As this was my student's first initial evaluation on this clinical (and first ortho one in months), I can understand being a bit nervous and focusing in on the knee. The patient had complaints of vague thigh pain and the need to do a wider examination became even more apparent. I encouraged the student to perform a lumbar spine examination and slump test. Both back and the thigh pain were recreated, suggesting lumbar involvement to the current impairment level. While I typically prefer using the SFMA for evaluations, I typically do not do so with post-surgical patients. That being said, I do still have a system that I run through in assessing surgical patients.
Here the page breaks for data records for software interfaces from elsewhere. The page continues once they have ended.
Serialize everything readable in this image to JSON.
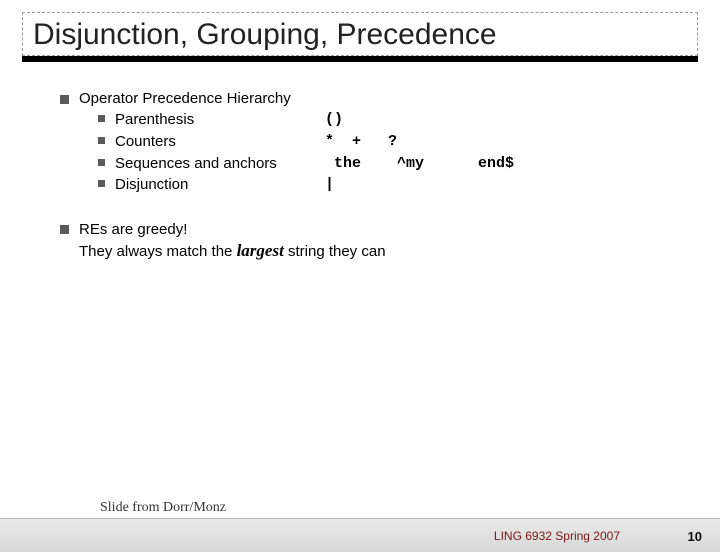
{
  "title": "Disjunction, Grouping, Precedence",
  "bullets": {
    "hierarchy_label": "Operator Precedence Hierarchy",
    "items": [
      {
        "name": "Parenthesis",
        "symbols": "()"
      },
      {
        "name": "Counters",
        "symbols": "*  +   ?"
      },
      {
        "name": "Sequences and anchors",
        "symbols": " the    ^my      end$"
      },
      {
        "name": "Disjunction",
        "symbols": "|"
      }
    ],
    "greedy_line1": "REs are greedy!",
    "greedy_line2a": "They always match the ",
    "greedy_emph": "largest",
    "greedy_line2b": " string they can"
  },
  "footer": {
    "attribution": "Slide from Dorr/Monz",
    "course": "LING 6932 Spring 2007",
    "page": "10"
  }
}
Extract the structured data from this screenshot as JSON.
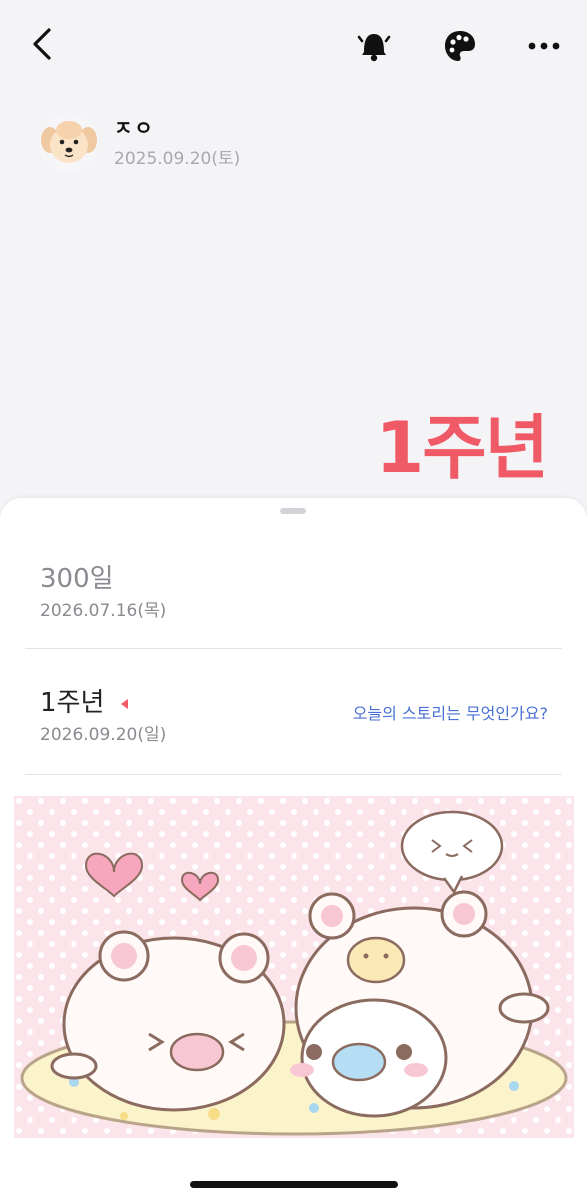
{
  "header": {
    "back_icon": "chevron-left-icon",
    "bell_icon": "bell-icon",
    "palette_icon": "palette-icon",
    "more_icon": "more-horizontal-icon"
  },
  "profile": {
    "name": "ㅈㅇ",
    "date": "2025.09.20(토)"
  },
  "hero": {
    "title": "1주년",
    "color": "#ef5a66"
  },
  "list": [
    {
      "title": "300일",
      "date": "2026.07.16(목)"
    },
    {
      "title": "1주년",
      "date": "2026.09.20(일)",
      "link": "오늘의 스토리는 무엇인가요?"
    }
  ],
  "colors": {
    "accent": "#ef5a66",
    "link": "#4a6fd6",
    "muted": "#8a8a90"
  }
}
For example, in any lower extremity or back surgery, I assess lumbar/hip/knee/ankle mobility and strength, SIJ pain provocation tests, hip scour/FABER/POSH tests, neural tensioning, and segmental mobility. Based on the surgery, sometimes a modification is needed, but I still like to assess each area for potential contribution to the patient's pain and limitations. The benefit of having some form of a systematic examination results in lowering the chances of missing true causes and sources of the pain. Both are listed because the source of pain is not always the reason pain occurred in the first place.
While this was a difficult patient to evaluate, I am happy that my student was able to experience it so early in the rotation. It served a perfect example as to why we need to be thorough with our examinations, no matter the referral. Since then, she has done an outstanding job of taking a more global approach with each assessment. Physical therapists often go years before recognizing the need for development of a system. While this post might appear somewhat redundant to the previous posts we have had on the topic, the value of becoming more efficient clinicians can not be over-emphasized.